Are you a machine?
The guidelines, due to be released on Wednesday, were drafted by a group of 50 experts from the industry, governments, trade unions, the civil society as well as tech companies.
The final document starts by pledging that AI should be designed to respect the rule of law, human rights and democratic values.
It adds that AI systems should be safe and transparent, that people should know whether or not they’re dealing with a machine, and that those developing or deploying AI should be held accountable for their actions.
“At the OECD, they’re very present on everything digital, so I believe they thought it was the right place to do something” — Anne Carblanc, the head of the OECD’s digital economy policy division

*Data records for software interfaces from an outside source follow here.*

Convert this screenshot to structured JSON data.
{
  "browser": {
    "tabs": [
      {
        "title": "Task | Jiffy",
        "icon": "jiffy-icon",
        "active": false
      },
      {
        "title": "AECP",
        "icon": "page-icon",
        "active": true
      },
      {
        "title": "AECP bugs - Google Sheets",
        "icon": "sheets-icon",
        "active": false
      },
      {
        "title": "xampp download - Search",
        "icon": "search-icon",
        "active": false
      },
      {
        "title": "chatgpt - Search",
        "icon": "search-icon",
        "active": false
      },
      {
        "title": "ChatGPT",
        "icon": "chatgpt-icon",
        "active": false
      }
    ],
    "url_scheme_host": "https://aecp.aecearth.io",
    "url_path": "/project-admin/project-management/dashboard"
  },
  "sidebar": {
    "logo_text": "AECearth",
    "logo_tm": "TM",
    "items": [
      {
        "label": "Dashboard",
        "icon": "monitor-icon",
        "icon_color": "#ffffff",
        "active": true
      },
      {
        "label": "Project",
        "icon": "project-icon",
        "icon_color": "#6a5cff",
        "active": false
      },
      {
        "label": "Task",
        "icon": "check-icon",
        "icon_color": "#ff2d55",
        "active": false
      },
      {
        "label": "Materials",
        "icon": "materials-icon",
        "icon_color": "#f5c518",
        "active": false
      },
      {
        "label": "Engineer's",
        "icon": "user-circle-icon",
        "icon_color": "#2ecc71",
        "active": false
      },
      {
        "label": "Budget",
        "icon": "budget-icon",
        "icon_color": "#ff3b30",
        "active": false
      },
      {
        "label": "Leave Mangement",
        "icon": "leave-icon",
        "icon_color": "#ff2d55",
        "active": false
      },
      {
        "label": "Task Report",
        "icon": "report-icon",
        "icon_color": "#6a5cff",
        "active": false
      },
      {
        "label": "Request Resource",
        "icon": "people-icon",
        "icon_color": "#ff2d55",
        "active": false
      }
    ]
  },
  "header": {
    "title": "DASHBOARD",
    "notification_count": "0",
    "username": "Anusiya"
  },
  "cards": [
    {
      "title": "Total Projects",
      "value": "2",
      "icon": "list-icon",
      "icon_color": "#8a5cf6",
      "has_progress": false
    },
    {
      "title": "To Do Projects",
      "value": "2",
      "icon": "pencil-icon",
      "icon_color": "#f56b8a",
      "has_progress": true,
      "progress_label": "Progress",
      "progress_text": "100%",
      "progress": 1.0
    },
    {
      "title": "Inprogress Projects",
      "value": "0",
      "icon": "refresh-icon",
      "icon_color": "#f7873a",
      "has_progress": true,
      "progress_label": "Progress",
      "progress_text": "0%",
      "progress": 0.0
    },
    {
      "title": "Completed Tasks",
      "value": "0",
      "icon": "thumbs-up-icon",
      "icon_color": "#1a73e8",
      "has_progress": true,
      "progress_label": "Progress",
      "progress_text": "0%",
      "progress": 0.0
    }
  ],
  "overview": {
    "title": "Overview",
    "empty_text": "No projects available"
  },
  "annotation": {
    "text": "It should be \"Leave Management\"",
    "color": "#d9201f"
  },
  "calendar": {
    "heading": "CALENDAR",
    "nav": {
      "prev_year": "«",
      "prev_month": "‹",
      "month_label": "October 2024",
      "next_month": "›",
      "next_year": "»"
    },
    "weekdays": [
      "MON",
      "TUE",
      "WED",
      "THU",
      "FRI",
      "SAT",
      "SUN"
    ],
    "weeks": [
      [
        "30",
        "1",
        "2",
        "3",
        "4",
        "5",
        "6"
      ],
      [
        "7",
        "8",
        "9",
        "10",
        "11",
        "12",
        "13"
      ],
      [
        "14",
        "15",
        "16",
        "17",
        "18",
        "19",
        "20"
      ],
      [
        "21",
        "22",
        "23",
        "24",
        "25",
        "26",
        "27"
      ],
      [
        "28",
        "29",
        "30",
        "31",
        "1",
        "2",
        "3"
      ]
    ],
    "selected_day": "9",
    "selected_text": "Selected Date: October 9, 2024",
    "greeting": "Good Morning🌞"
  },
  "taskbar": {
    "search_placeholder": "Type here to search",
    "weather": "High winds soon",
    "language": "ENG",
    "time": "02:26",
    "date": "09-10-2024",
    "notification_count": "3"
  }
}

The OECD also urges governments to boost public and private investment in AI, set up open datasets for developers and support efforts to share data.
Governments should also review legal frameworks to make it easier to turn research into market-ready applications, for example by creating deregulated environments to test technology, the OECD says.
Research into AI goes back to the 1950s. But only in recent years have a boost in computing power, the emergence of cloud computing and unprecedented masses of data turned it from blue-sky research into technology that powers day-to-day applications.
The technologies offer opportunities, from better treatment of cancer patients to saving energy to tackling climate change, but they also come with significant risks. Most of today’s cutting-edge AI systems, for example, are prone to mirroring biases from the analog world and to discriminating against minorities.
AI also poses unprecedented challenges to privacy, as shown by media reports suggesting that China is using state-of-the-art AI to build an omnipresent surveillance system targeting vulnerable groups.
Against this backdrop, the European Union released detailed guidelines for what it calls “trustworthy” artificial intelligence in March — technology that respects European values and is engineered in a way that prevents it from causing intentional or unintentional harm.
The EU’s push into writing the guiding principles was watched closely by the administration of U.S. President Donald Trump, who himself called for regulating AI in an executive order in February.
Alarmed by the fact that the EU’s set of sweeping new privacy rules implemented last year could soon become a global standard for data protection, U.S. officials reportedly intensified cooperation with the OECD on the international AI guidelines.
“The U.S. was interested in pursuing this,” said the OECD’s Carblanc, who oversaw the development of the principles on the working level. “At the OECD, they’re very present on everything digital, so I believe they thought it was the right place to do something.”
In line with the group’s traditional “soft power” approach to exert influence through peer pressure, the idea for the principles is to influence practice by serving as a framework for both national governments drafting legislation and corporations writing up their own guidelines for the development of AI.
There are several past examples that could serve as a precedent, officials say.
In April, for example, the London Metals Exchange announced that by the end of 2022, it would allow companies only to trade those goods at its marketplace that are compliant with the OECD’s guidelines on responsible supply chains for minerals.
Artificial Intelligence, Big data, Regulation, Research and Development